Task prompt: Scan the data below and state the number of lines that include the word "Onboarding", adding no comment.

Source records:
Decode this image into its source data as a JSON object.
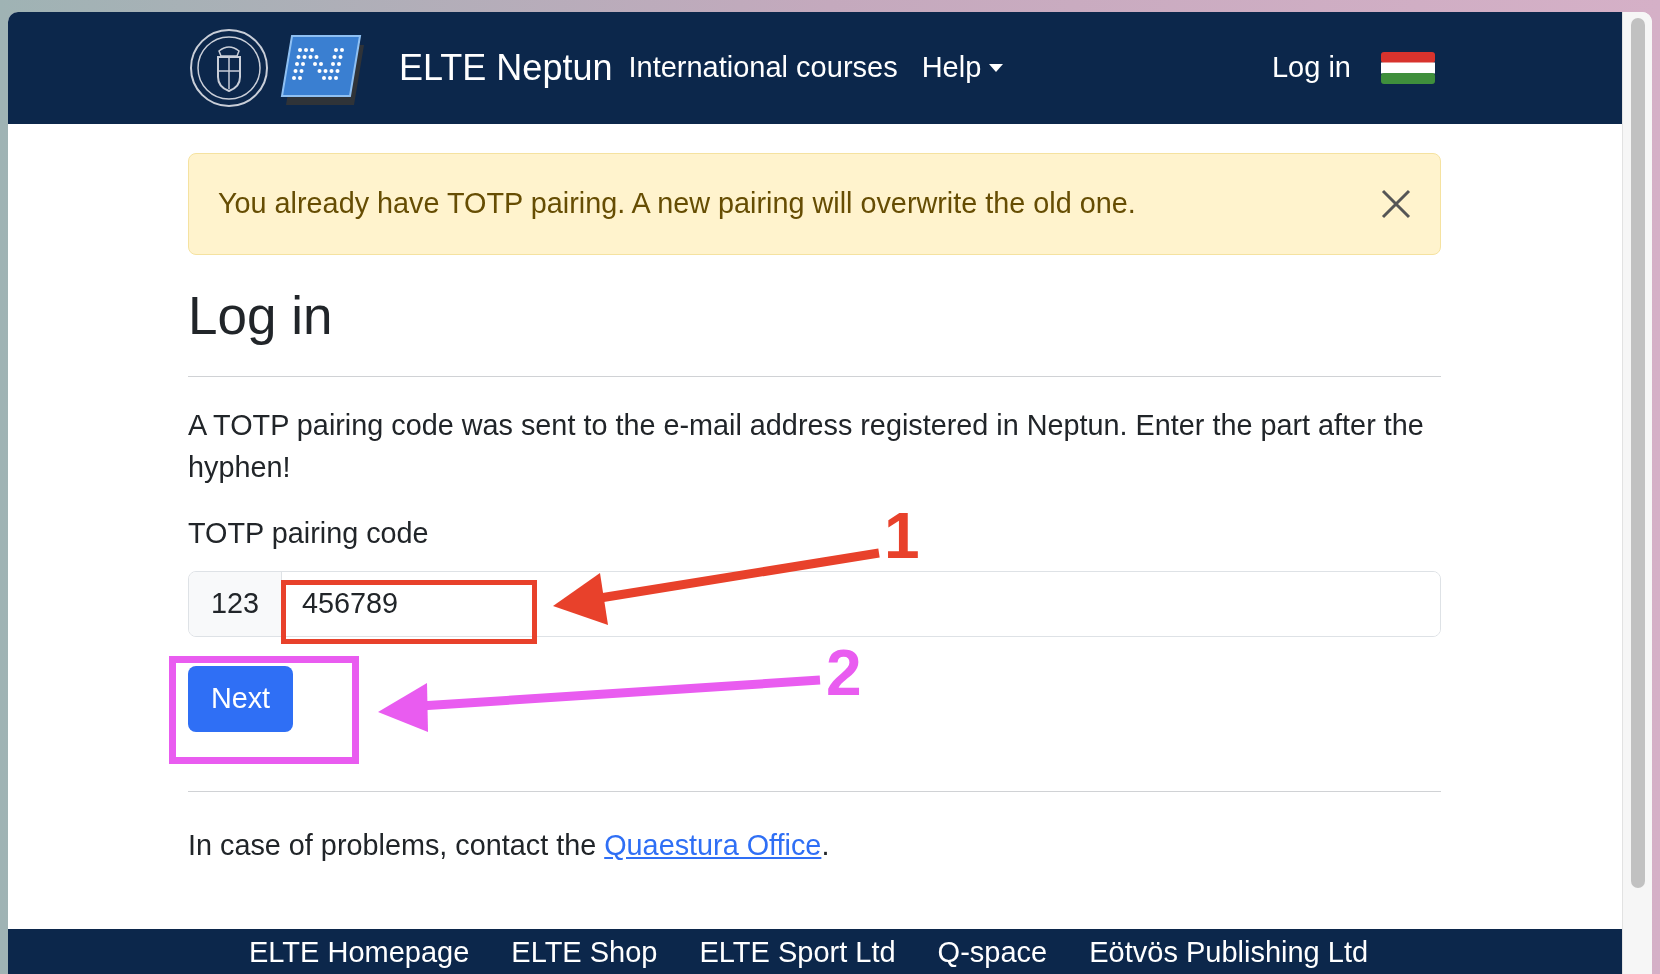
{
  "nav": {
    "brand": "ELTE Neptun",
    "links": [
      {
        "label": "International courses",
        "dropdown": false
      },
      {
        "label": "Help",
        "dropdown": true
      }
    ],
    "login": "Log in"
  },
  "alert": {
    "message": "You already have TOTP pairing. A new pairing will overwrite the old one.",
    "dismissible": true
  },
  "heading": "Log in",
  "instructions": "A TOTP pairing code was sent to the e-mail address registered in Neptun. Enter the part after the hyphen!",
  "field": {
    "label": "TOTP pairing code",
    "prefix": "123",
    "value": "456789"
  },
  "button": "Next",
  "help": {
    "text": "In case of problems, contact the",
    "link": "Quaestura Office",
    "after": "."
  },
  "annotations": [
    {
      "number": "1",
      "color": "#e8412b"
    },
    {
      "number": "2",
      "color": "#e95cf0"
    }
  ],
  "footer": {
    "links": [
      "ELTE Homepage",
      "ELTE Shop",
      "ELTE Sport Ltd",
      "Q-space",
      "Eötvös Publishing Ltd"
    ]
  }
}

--

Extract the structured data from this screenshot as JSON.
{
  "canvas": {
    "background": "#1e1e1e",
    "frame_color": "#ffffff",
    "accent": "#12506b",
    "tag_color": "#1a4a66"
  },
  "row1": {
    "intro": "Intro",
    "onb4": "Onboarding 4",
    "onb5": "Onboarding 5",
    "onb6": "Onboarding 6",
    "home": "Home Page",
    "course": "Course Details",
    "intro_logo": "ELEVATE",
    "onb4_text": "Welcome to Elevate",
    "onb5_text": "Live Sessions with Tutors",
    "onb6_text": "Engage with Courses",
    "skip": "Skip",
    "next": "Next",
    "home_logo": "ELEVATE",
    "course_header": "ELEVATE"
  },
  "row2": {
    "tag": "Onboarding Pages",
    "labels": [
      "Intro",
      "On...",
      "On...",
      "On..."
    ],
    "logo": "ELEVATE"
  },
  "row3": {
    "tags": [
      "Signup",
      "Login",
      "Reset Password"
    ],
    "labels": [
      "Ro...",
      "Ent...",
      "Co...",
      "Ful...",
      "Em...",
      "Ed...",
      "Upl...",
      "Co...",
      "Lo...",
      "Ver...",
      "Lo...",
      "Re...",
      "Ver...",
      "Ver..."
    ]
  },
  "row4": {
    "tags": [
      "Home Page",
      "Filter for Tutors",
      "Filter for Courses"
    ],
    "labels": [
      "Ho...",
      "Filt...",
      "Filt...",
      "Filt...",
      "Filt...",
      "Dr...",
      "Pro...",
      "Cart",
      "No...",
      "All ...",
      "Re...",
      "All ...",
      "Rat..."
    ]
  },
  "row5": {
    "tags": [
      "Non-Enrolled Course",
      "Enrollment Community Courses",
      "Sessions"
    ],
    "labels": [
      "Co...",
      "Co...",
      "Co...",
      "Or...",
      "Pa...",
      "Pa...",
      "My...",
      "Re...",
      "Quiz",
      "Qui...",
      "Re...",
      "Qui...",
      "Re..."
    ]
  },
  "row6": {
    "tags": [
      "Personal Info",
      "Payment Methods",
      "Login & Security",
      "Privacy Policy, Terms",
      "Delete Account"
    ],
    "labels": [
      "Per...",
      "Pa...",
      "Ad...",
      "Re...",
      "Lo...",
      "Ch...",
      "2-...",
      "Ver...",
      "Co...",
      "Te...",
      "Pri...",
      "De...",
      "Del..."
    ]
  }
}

Your response: 4